  • 500g yukon gold potato
  • 30g raclette cheese, grated
  • 2 tbl fat free sour cream
  • 2 tbl basil, fresh chopped
  • 1/2 tsp rosemary, fresh chopped
  • 1 tsp chives, fresh snipped
  • sea salt and ground pepper
  1. Spray a pan and heat. Season the ground lamb with salt and pepper and brown. Drain any fat. Add the garlic, onions, carrots, tomato paste and poultry seasoning. Cook for 2 minutes, stirring constantly.
  2. Add the red wine and reduce until almost gone.
  3. Add the chicken broth. Bring to a boil and then simmer until the sauce has thickened. Spoon into the bottom of a 9×9 baking dish.
  4. Cut the potatoes into chunks, cover with salted water and bring to a boil. Cook until fork tender. Drain and return to the pot. Add the sour cream and fresh herbs. Mash until desired consistency. Layer the mash on top of the meat to form an upper crust.
  5. Top with the grated raclette cheese. Bake at 350F for 30 minutes. The pie should be bubbling. Allow to rest and cut into quarters.

This dish makes four large servings. Each serving contains 356 calories, 10.4 grams of fat, and 3 grams of fibre. A real winner on these fall days and quite enough to fill up this hungry hobbit for a bit. I think the game says it best about this shepards pie:

Removes up to 1 Fear effect from the target

+3120 non-Combat Power Regen
Duration: 5m
+180 in-Combat Power Regen
Duration: 5m
+2924 non-Combat Morale Regen
Duration: 5m
+240.7 in-Combat Morale Regen
Duration: 5m
Minimum Level: 50

It’s hearty, filling, and hobbits love it.

~Hehehe…I definitely feel less fearful after consumption for sure. Enjoy!

Hardcore Hobbit: Lamb and Barley Soup

Now that I have that lovely lamb stock it’s time to make something of it! So many of the recipes in the game have more than one level of prep to them. Again, this one is no exception. The result though is totally worth it! This soup was a success, I was so proud that this soup was built from the ground up. No idea why but that always gives me a puffed up ego for a day or so. I’ll just write it off as the power of soup. Soup, that mysterious semi liquid food that can be both fancy or humble, warm or cool, but always does the trick. Anyways, we aren’t here to read about me waxing poetic about soup now are we? In the game Lamb and barley soup contains: barley (shock!), mixed herbs, and lamb stock.

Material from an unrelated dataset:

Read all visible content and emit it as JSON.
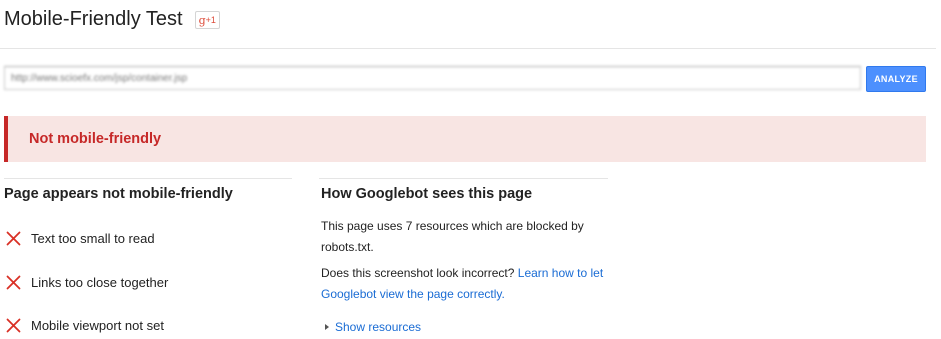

After all the hard work we put into the stock making the soup is so delightfully easy. Now, On to the nummy recipe!

  • 5-6 cups lamb stock
  • 1/2 cup pearl barley
  • 2 carrots, sliced
  • 2 potatoes, diced
  • 1/4 tsp each rosemary, thyme, parsley (poultry spice mix can be a great substitution)
  • salt and pepper to taste
  1. Combine ingredients in pot. Cover. Boil for 30 minutes.
  2. Lower heat and simmer for 30 minutes.

Told you it was easy! This soup serves 4. Each serving contains 249 calories, 3.1 grams of fat, and 7.5 grams of fibre. I know that barley sounds like a lot. We just prefer it that way. We love our hearty barley soups around here. If you prefer less just cut that barley amount in half and you should be good to go. Wondering what those buns are on the side? They are the potato buns I posted in april. I made them in a muffin pan this time to make them pop up like a biscuit. Definitely a tasty side dish for dunking in the soup.